SUPPLIED DATA:
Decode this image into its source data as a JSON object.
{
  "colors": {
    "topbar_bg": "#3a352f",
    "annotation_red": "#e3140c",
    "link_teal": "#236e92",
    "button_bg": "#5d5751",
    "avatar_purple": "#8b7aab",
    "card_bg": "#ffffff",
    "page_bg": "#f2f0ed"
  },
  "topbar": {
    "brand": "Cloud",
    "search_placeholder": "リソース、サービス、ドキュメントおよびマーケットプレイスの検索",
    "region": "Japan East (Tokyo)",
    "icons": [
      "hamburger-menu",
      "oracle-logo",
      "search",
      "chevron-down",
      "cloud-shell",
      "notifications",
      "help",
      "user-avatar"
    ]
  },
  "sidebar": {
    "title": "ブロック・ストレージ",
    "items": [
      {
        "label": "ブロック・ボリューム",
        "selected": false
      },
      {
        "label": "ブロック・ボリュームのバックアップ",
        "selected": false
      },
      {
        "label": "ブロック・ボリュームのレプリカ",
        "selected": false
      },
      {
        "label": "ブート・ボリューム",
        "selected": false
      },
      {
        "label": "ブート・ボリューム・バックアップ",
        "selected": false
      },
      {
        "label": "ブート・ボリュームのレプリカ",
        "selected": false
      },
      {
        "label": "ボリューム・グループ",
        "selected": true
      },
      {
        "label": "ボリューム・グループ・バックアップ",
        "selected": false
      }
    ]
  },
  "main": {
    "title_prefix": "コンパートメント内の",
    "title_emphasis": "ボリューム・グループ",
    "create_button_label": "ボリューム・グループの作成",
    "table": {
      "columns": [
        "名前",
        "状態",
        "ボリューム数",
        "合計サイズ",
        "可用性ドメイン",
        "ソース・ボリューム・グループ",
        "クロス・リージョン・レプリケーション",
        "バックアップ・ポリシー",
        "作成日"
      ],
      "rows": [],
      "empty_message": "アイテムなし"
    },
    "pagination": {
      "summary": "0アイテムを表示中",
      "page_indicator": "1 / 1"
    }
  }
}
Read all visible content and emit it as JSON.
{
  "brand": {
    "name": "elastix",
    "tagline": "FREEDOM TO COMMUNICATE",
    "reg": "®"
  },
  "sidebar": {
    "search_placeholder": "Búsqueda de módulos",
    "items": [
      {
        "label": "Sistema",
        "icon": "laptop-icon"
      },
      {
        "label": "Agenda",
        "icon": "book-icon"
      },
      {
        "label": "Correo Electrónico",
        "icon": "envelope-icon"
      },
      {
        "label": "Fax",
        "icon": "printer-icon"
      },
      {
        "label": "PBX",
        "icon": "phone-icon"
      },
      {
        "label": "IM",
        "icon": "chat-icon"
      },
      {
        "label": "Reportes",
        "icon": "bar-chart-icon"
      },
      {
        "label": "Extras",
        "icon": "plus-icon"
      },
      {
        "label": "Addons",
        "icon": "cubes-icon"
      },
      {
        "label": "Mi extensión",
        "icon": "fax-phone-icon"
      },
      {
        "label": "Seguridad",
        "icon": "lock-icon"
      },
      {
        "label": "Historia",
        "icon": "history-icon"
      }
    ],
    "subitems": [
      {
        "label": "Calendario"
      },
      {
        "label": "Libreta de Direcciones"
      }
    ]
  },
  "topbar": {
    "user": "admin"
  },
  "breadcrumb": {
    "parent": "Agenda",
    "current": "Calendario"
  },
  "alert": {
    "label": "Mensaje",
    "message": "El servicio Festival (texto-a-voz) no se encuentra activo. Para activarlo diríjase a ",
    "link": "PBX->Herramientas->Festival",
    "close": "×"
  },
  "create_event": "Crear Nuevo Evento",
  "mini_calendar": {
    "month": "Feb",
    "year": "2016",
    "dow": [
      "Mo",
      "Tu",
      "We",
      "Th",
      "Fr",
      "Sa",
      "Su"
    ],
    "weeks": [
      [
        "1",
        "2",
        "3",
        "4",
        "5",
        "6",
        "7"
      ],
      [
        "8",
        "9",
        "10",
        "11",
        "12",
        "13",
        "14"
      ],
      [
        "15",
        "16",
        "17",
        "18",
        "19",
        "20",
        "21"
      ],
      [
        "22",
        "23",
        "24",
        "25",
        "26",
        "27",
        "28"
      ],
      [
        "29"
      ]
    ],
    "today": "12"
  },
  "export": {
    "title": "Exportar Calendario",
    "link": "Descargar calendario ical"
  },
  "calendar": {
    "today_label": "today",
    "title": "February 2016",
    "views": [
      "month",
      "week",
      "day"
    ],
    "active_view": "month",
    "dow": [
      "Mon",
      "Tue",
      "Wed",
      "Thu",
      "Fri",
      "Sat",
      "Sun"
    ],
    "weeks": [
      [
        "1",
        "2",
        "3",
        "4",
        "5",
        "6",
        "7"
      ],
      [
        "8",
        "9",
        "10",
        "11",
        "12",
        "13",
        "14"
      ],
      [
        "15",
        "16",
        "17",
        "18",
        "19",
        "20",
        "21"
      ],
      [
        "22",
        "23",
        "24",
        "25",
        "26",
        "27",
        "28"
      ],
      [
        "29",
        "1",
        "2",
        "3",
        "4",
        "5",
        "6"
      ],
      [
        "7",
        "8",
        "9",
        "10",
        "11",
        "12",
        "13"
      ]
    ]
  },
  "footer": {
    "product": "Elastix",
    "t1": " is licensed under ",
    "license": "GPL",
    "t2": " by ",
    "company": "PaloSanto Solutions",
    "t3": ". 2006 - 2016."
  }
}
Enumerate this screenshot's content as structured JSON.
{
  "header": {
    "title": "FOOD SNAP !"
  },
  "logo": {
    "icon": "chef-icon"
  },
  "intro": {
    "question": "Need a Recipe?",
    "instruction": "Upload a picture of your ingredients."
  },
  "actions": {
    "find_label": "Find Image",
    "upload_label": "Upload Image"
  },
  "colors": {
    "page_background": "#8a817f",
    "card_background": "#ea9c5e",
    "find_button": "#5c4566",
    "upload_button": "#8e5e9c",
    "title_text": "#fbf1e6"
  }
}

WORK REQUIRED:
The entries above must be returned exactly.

ANSWER BOX:
Decode this image into its source data as a JSON object.
{
  "colors": {
    "topbar_bg": "#3a352f",
    "annotation_red": "#e3140c",
    "link_teal": "#236e92",
    "button_bg": "#5d5751",
    "avatar_purple": "#8b7aab",
    "card_bg": "#ffffff",
    "page_bg": "#f2f0ed"
  },
  "topbar": {
    "brand": "Cloud",
    "search_placeholder": "リソース、サービス、ドキュメントおよびマーケットプレイスの検索",
    "region": "Japan East (Tokyo)",
    "icons": [
      "hamburger-menu",
      "oracle-logo",
      "search",
      "chevron-down",
      "cloud-shell",
      "notifications",
      "help",
      "user-avatar"
    ]
  },
  "sidebar": {
    "title": "ブロック・ストレージ",
    "items": [
      {
        "label": "ブロック・ボリューム",
        "selected": false
      },
      {
        "label": "ブロック・ボリュームのバックアップ",
        "selected": false
      },
      {
        "label": "ブロック・ボリュームのレプリカ",
        "selected": false
      },
      {
        "label": "ブート・ボリューム",
        "selected": false
      },
      {
        "label": "ブート・ボリューム・バックアップ",
        "selected": false
      },
      {
        "label": "ブート・ボリュームのレプリカ",
        "selected": false
      },
      {
        "label": "ボリューム・グループ",
        "selected": true
      },
      {
        "label": "ボリューム・グループ・バックアップ",
        "selected": false
      }
    ]
  },
  "main": {
    "title_prefix": "コンパートメント内の",
    "title_emphasis": "ボリューム・グループ",
    "create_button_label": "ボリューム・グループの作成",
    "table": {
      "columns": [
        "名前",
        "状態",
        "ボリューム数",
        "合計サイズ",
        "可用性ドメイン",
        "ソース・ボリューム・グループ",
        "クロス・リージョン・レプリケーション",
        "バックアップ・ポリシー",
        "作成日"
      ],
      "rows": [],
      "empty_message": "アイテムなし"
    },
    "pagination": {
      "summary": "0アイテムを表示中",
      "page_indicator": "1 / 1"
    }
  }
}
Read all visible content and emit it as JSON.
{
  "brand": {
    "name": "elastix",
    "tagline": "FREEDOM TO COMMUNICATE",
    "reg": "®"
  },
  "sidebar": {
    "search_placeholder": "Búsqueda de módulos",
    "items": [
      {
        "label": "Sistema",
        "icon": "laptop-icon"
      },
      {
        "label": "Agenda",
        "icon": "book-icon"
      },
      {
        "label": "Correo Electrónico",
        "icon": "envelope-icon"
      },
      {
        "label": "Fax",
        "icon": "printer-icon"
      },
      {
        "label": "PBX",
        "icon": "phone-icon"
      },
      {
        "label": "IM",
        "icon": "chat-icon"
      },
      {
        "label": "Reportes",
        "icon": "bar-chart-icon"
      },
      {
        "label": "Extras",
        "icon": "plus-icon"
      },
      {
        "label": "Addons",
        "icon": "cubes-icon"
      },
      {
        "label": "Mi extensión",
        "icon": "fax-phone-icon"
      },
      {
        "label": "Seguridad",
        "icon": "lock-icon"
      },
      {
        "label": "Historia",
        "icon": "history-icon"
      }
    ],
    "subitems": [
      {
        "label": "Calendario"
      },
      {
        "label": "Libreta de Direcciones"
      }
    ]
  },
  "topbar": {
    "user": "admin"
  },
  "breadcrumb": {
    "parent": "Agenda",
    "current": "Calendario"
  },
  "alert": {
    "label": "Mensaje",
    "message": "El servicio Festival (texto-a-voz) no se encuentra activo. Para activarlo diríjase a ",
    "link": "PBX->Herramientas->Festival",
    "close": "×"
  },
  "create_event": "Crear Nuevo Evento",
  "mini_calendar": {
    "month": "Feb",
    "year": "2016",
    "dow": [
      "Mo",
      "Tu",
      "We",
      "Th",
      "Fr",
      "Sa",
      "Su"
    ],
    "weeks": [
      [
        "1",
        "2",
        "3",
        "4",
        "5",
        "6",
        "7"
      ],
      [
        "8",
        "9",
        "10",
        "11",
        "12",
        "13",
        "14"
      ],
      [
        "15",
        "16",
        "17",
        "18",
        "19",
        "20",
        "21"
      ],
      [
        "22",
        "23",
        "24",
        "25",
        "26",
        "27",
        "28"
      ],
      [
        "29"
      ]
    ],
    "today": "12"
  },
  "export": {
    "title": "Exportar Calendario",
    "link": "Descargar calendario ical"
  },
  "calendar": {
    "today_label": "today",
    "title": "February 2016",
    "views": [
      "month",
      "week",
      "day"
    ],
    "active_view": "month",
    "dow": [
      "Mon",
      "Tue",
      "Wed",
      "Thu",
      "Fri",
      "Sat",
      "Sun"
    ],
    "weeks": [
      [
        "1",
        "2",
        "3",
        "4",
        "5",
        "6",
        "7"
      ],
      [
        "8",
        "9",
        "10",
        "11",
        "12",
        "13",
        "14"
      ],
      [
        "15",
        "16",
        "17",
        "18",
        "19",
        "20",
        "21"
      ],
      [
        "22",
        "23",
        "24",
        "25",
        "26",
        "27",
        "28"
      ],
      [
        "29",
        "1",
        "2",
        "3",
        "4",
        "5",
        "6"
      ],
      [
        "7",
        "8",
        "9",
        "10",
        "11",
        "12",
        "13"
      ]
    ]
  },
  "footer": {
    "product": "Elastix",
    "t1": " is licensed under ",
    "license": "GPL",
    "t2": " by ",
    "company": "PaloSanto Solutions",
    "t3": ". 2006 - 2016."
  }
}
Enumerate this screenshot's content as structured JSON.
{
  "header": {
    "title": "FOOD SNAP !"
  },
  "logo": {
    "icon": "chef-icon"
  },
  "intro": {
    "question": "Need a Recipe?",
    "instruction": "Upload a picture of your ingredients."
  },
  "actions": {
    "find_label": "Find Image",
    "upload_label": "Upload Image"
  },
  "colors": {
    "page_background": "#8a817f",
    "card_background": "#ea9c5e",
    "find_button": "#5c4566",
    "upload_button": "#8e5e9c",
    "title_text": "#fbf1e6"
  }
}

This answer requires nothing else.